Go Local Prov (RI)
Cicilline/Doherty Debate: Winners and Losers
Both candidates are opposed to privatizing Social Security or making Medicare a voucher system (Cicilline is against raising the age for Social Security altogether, however) and they each support lowering the corporate tax rate, the repeal of the Defense of Marriage Act (DOMA), certain parts of the Affordable Care Act and focusing on infrastructure to create jobs in Rhode Island.
Richmond Times-Dispatch (VA)
Allen, Kaine clash over leadership, economy in final debate
Wesley P. Hester

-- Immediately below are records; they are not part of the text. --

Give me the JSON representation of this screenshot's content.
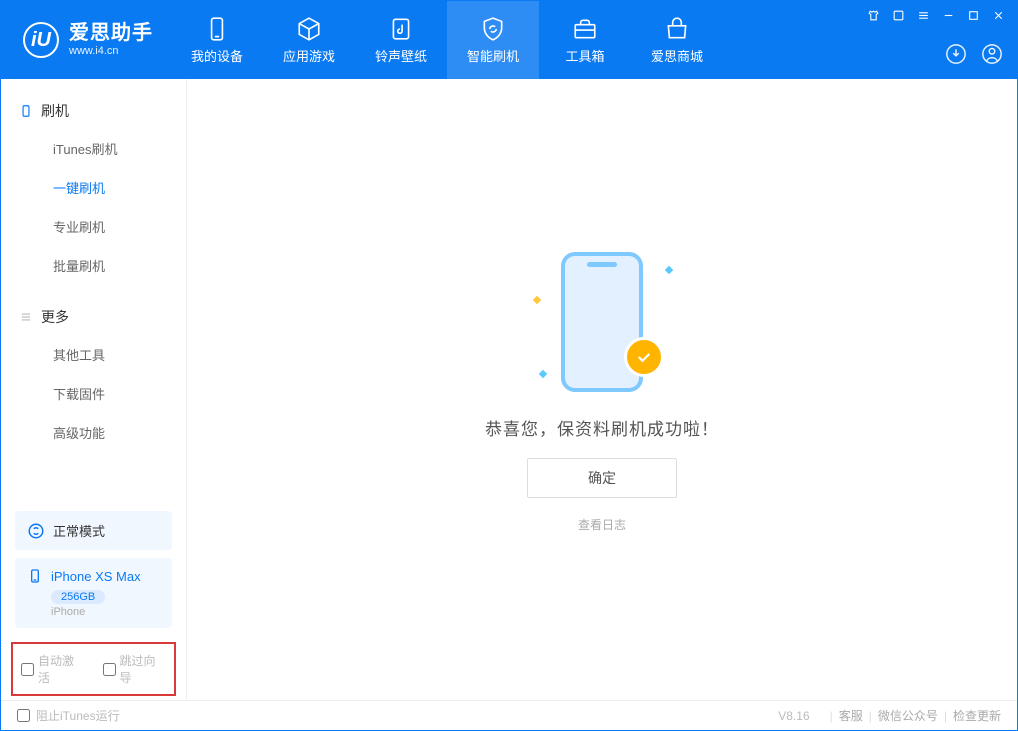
{
  "app": {
    "logo_letter": "iU",
    "name": "爱思助手",
    "domain": "www.i4.cn"
  },
  "nav": {
    "tabs": [
      {
        "label": "我的设备"
      },
      {
        "label": "应用游戏"
      },
      {
        "label": "铃声壁纸"
      },
      {
        "label": "智能刷机"
      },
      {
        "label": "工具箱"
      },
      {
        "label": "爱思商城"
      }
    ]
  },
  "sidebar": {
    "section1": {
      "title": "刷机",
      "items": [
        {
          "label": "iTunes刷机"
        },
        {
          "label": "一键刷机"
        },
        {
          "label": "专业刷机"
        },
        {
          "label": "批量刷机"
        }
      ]
    },
    "section2": {
      "title": "更多",
      "items": [
        {
          "label": "其他工具"
        },
        {
          "label": "下载固件"
        },
        {
          "label": "高级功能"
        }
      ]
    },
    "mode": "正常模式",
    "device": {
      "name": "iPhone XS Max",
      "capacity": "256GB",
      "type": "iPhone"
    },
    "checkboxes": {
      "auto_activate": "自动激活",
      "skip_guide": "跳过向导"
    }
  },
  "main": {
    "success_message": "恭喜您，保资料刷机成功啦！",
    "confirm_button": "确定",
    "view_log": "查看日志"
  },
  "footer": {
    "block_itunes": "阻止iTunes运行",
    "version": "V8.16",
    "links": {
      "support": "客服",
      "wechat": "微信公众号",
      "check_update": "检查更新"
    }
  }
}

"You and I are both fathers and this one is very personal to me," he said. "I have a son who has just started a career in the military. I'm not going to do things that are going to hurt the troops or hurt the vets." One thing the two candidates did agree on — eventually — was that neither would support in its entirety a $4 trillion bipartisan deficit-reduction plan, known as Simpson-Bowles, the leaders of a presidential commission. The plan, which did not have the support of all members of the commission, called for debt reduction through a 3-to-1 ratio of spending cuts to revenue increases and entitlement reforms. Kaine said he could not support the entirety of the plan, noting that he did not feel Social Security reform needed to be a part of it, but that he did favor the balanced approach it called for. When asked if he would vote for the plan, Allen said he thought there were some good ideas that he could support, but that Obama had "walked away from it as if it was a dead animal on the front porch." When repeatedly prodded to answer the question with a yes or no, Allen replied: "I would amend it."
Queens Tribune (NY)

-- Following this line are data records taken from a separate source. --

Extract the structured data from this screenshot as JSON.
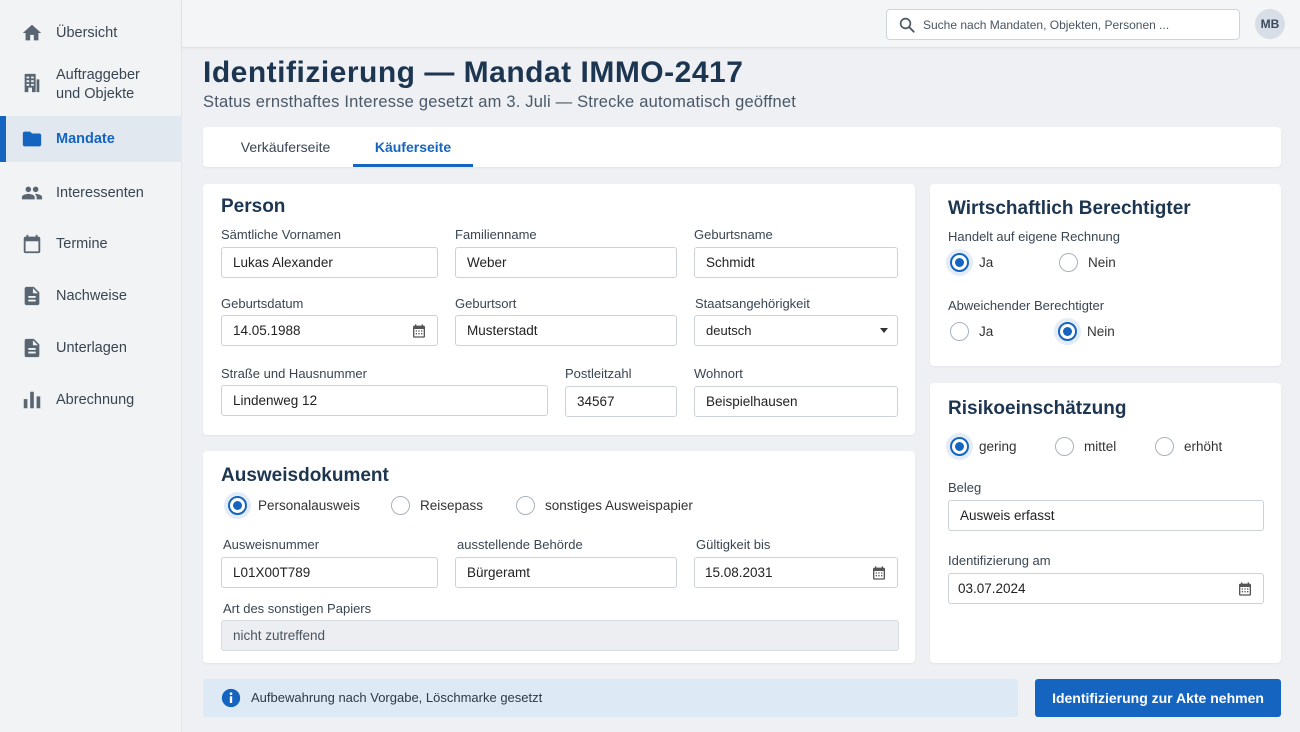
{
  "sidebar": {
    "items": [
      {
        "label": "Übersicht",
        "icon": "home-icon"
      },
      {
        "label": "Auftraggeber und Objekte",
        "icon": "building-icon"
      },
      {
        "label": "Mandate",
        "icon": "folder-icon",
        "active": true
      },
      {
        "label": "Interessenten",
        "icon": "people-icon"
      },
      {
        "label": "Termine",
        "icon": "calendar-icon"
      },
      {
        "label": "Nachweise",
        "icon": "document-icon"
      },
      {
        "label": "Unterlagen",
        "icon": "document-icon"
      },
      {
        "label": "Abrechnung",
        "icon": "bar-chart-icon"
      }
    ]
  },
  "topbar": {
    "search_placeholder": "Suche nach Mandaten, Objekten, Personen ...",
    "avatar_initials": "MB"
  },
  "header": {
    "title": "Identifizierung — Mandat IMMO-2417",
    "subtitle": "Status ernsthaftes Interesse gesetzt am 3. Juli — Strecke automatisch geöffnet"
  },
  "tabs": [
    {
      "label": "Verkäuferseite",
      "active": false
    },
    {
      "label": "Käuferseite",
      "active": true
    }
  ],
  "person": {
    "title": "Person",
    "vornamen": {
      "label": "Sämtliche Vornamen",
      "value": "Lukas Alexander"
    },
    "familienname": {
      "label": "Familienname",
      "value": "Weber"
    },
    "geburtsname": {
      "label": "Geburtsname",
      "value": "Schmidt"
    },
    "geburtsdatum": {
      "label": "Geburtsdatum",
      "value": "14.05.1988"
    },
    "geburtsort": {
      "label": "Geburtsort",
      "value": "Musterstadt"
    },
    "staatsangehoerigkeit": {
      "label": "Staatsangehörigkeit",
      "value": "deutsch"
    },
    "strasse": {
      "label": "Straße und Hausnummer",
      "value": "Lindenweg 12"
    },
    "plz": {
      "label": "Postleitzahl",
      "value": "34567"
    },
    "wohnort": {
      "label": "Wohnort",
      "value": "Beispielhausen"
    }
  },
  "ausweis": {
    "title": "Ausweisdokument",
    "options": [
      "Personalausweis",
      "Reisepass",
      "sonstiges Ausweispapier"
    ],
    "selected": "Personalausweis",
    "nummer": {
      "label": "Ausweisnummer",
      "value": "L01X00T789"
    },
    "behoerde": {
      "label": "ausstellende Behörde",
      "value": "Bürgeramt"
    },
    "gueltigkeit": {
      "label": "Gültigkeit bis",
      "value": "15.08.2031"
    },
    "art": {
      "label": "Art des sonstigen Papiers",
      "value": "nicht zutreffend"
    }
  },
  "wirtschaftlich": {
    "title": "Wirtschaftlich Berechtigter",
    "q1": {
      "label": "Handelt auf eigene Rechnung",
      "options": [
        "Ja",
        "Nein"
      ],
      "selected": "Ja"
    },
    "q2": {
      "label": "Abweichender Berechtigter",
      "options": [
        "Ja",
        "Nein"
      ],
      "selected": "Nein"
    }
  },
  "risiko": {
    "title": "Risikoeinschätzung",
    "options": [
      "gering",
      "mittel",
      "erhöht"
    ],
    "selected": "gering",
    "beleg": {
      "label": "Beleg",
      "value": "Ausweis erfasst"
    },
    "identifizierung_am": {
      "label": "Identifizierung am",
      "value": "03.07.2024"
    }
  },
  "footer": {
    "info_text": "Aufbewahrung nach Vorgabe, Löschmarke gesetzt",
    "primary_button": "Identifizierung zur Akte nehmen"
  },
  "colors": {
    "accent": "#1565c0",
    "background": "#eef0f3",
    "info_bg": "#dde9f5"
  }
}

Congressional Candidates Engage in Debate
For a crowd that skewered towards an older age group, Social Security was one of the most passionately-discussed topics of the evening, especially in regards to coverage decades down the line. Chou believed in removing the Social Security cap at $100,000. The cap means that those who make more than $100,000 stop having to contribute to the fund when they hit that amount per year. Chou supported a progressive tax plan to keep Social Security moving forward, but he said he does not think the system is broken. Meng agreed with Chou that there is no crisis today, but said there will be one in the near future.
CBS Local (NY)
Sen. Schumer: President’s Veto Threat Will Bring ‘Grand Bargain ‘As Fiscal Cliff Nears
“You need to find cuts, particularly in wasteful programs, but you also have to find revenues. And there are only two choices, two places to find revenues – from middle class people or from the very wealthy. What the President is saying, it should come from the very wealthy,” said Schumer. “The Congress for the first time has a real sword hanging over its head and it makes me optimistic that if each side gives some, we can actually come to a deal.”